This story and two others make up the book Twixt Land and Sea which was first published in Conrad considered three other titles for his story about identity:
Character Analysis Only the Lonely The narrator of this story is a pretty open book when it comes to his anxieties and fears. Neither did I know much of the hands forward. They actually apply to him, too: But what I felt most was my being a stranger to the ship; and if all truth must be told, I was somewhat of a stranger to myself.
He compares himself to Leggatt in terms of appearance and personality, and even calls the guy his "other self" at several points in the story: I gazed upon my other self for a while before drawing across carefully the two green serge curtains which ran on a brass rod. Once the narrator has decided to hide and protect Leggatt, his feelings of paranoia around his crew only get worse and worse.
Listen to what he says he feels when he tries to whisper to Leggatt: The Sunday quietness of the ship was against us; the elements, the men were against us—everything was against us in our secret partnership. But Conrad never confirms one way or the other if Leggatt is an imaginary friend.
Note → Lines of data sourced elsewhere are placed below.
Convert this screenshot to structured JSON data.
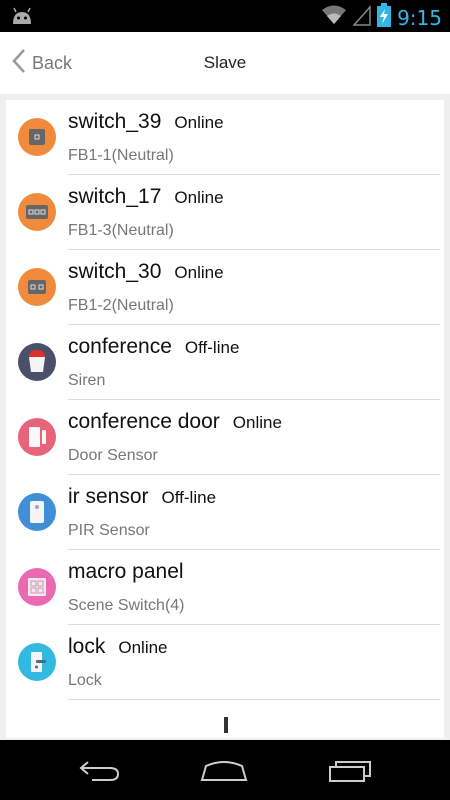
{
  "status_bar": {
    "time": "9:15",
    "icons": [
      "android-icon",
      "wifi-icon",
      "signal-icon",
      "battery-charging-icon"
    ],
    "accent_color": "#33b5e5"
  },
  "header": {
    "back_label": "Back",
    "title": "Slave"
  },
  "devices": [
    {
      "name": "switch_39",
      "status": "Online",
      "type": "FB1-1(Neutral)",
      "icon": "switch-one-gang-icon",
      "icon_color": "#f08a3c"
    },
    {
      "name": "switch_17",
      "status": "Online",
      "type": "FB1-3(Neutral)",
      "icon": "switch-three-gang-icon",
      "icon_color": "#f08a3c"
    },
    {
      "name": "switch_30",
      "status": "Online",
      "type": "FB1-2(Neutral)",
      "icon": "switch-two-gang-icon",
      "icon_color": "#f08a3c"
    },
    {
      "name": "conference",
      "status": "Off-line",
      "type": "Siren",
      "icon": "siren-icon",
      "icon_color": "#4a4f6a"
    },
    {
      "name": "conference door",
      "status": "Online",
      "type": "Door Sensor",
      "icon": "door-sensor-icon",
      "icon_color": "#e8647a"
    },
    {
      "name": "ir sensor",
      "status": "Off-line",
      "type": "PIR Sensor",
      "icon": "pir-sensor-icon",
      "icon_color": "#3f8fd6"
    },
    {
      "name": "macro panel",
      "status": "",
      "type": "Scene Switch(4)",
      "icon": "scene-switch-icon",
      "icon_color": "#e96ab0"
    },
    {
      "name": "lock",
      "status": "Online",
      "type": "Lock",
      "icon": "lock-icon",
      "icon_color": "#33b8e0"
    }
  ],
  "nav_bar": {
    "icons": [
      "back-nav-icon",
      "home-nav-icon",
      "recent-apps-icon"
    ]
  }
}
As he persisted in his mumbling and I wanted my double to hear every word, I hit upon the notion of informing him that I regretted to say I was hard of hearing.
Toward the end of the story, the narrator also needs to make up a story about looking for wind when he orders his crew to sail as close as possible to some nearby Pacific islands."The Secret Sharer" is Conrad at his best.
It tells the story of a young man on his maiden voyage as captain in the British Merchant Service, isolated and endangered by his loyalty to a stowaway. Conrad had a special gift for writing about young men — especially young seamen — facing a 4/5(51).
In this train of thought, "The Secret Sharer" begins with a beautiful view of the sea and shore, and than progresses to other dualities, psychological and political, that .
"The Secret Sharer" concerns a young captain who assumes the command of his ship only a fortnight before the action of the story begins. Because of this, he is doubtful, untried, and feels himself at the mercy of a crew that while not mutinous or even hostile, slightly undermines the authority that a captain should possess if he is to truly.
"The Secret Sharer" begins with the anonymous narrator — the recently appointed captain of an unnamed ship — anchored in the Gulf of Siam (what is now called the Gulf of Thailand). As the Captain stands on the deck, alone, he soaks in the sunset and silence of the sea.
He feels like a stranger to his new command, the ship, and his crew. In "The Secret Sharer," he almost gets totally autobiographical on us.
Like the nameless captain in this story, Conrad was a captain of a ship. And like the captain in the story, Conrad often complained about how his crew (and his first mate in particular) was always hating, questioning his judgment and making him unsure of himself.
The Secret Sharer by Joseph Conrad is a short story / novella of less than pages, yet in it Conrad demonstrates as many great writers do, the simple, elegant power of the short work. Here the writer can succinctly deliver a forceful message in economic fashion.
The Secret Sharer is like many of /5.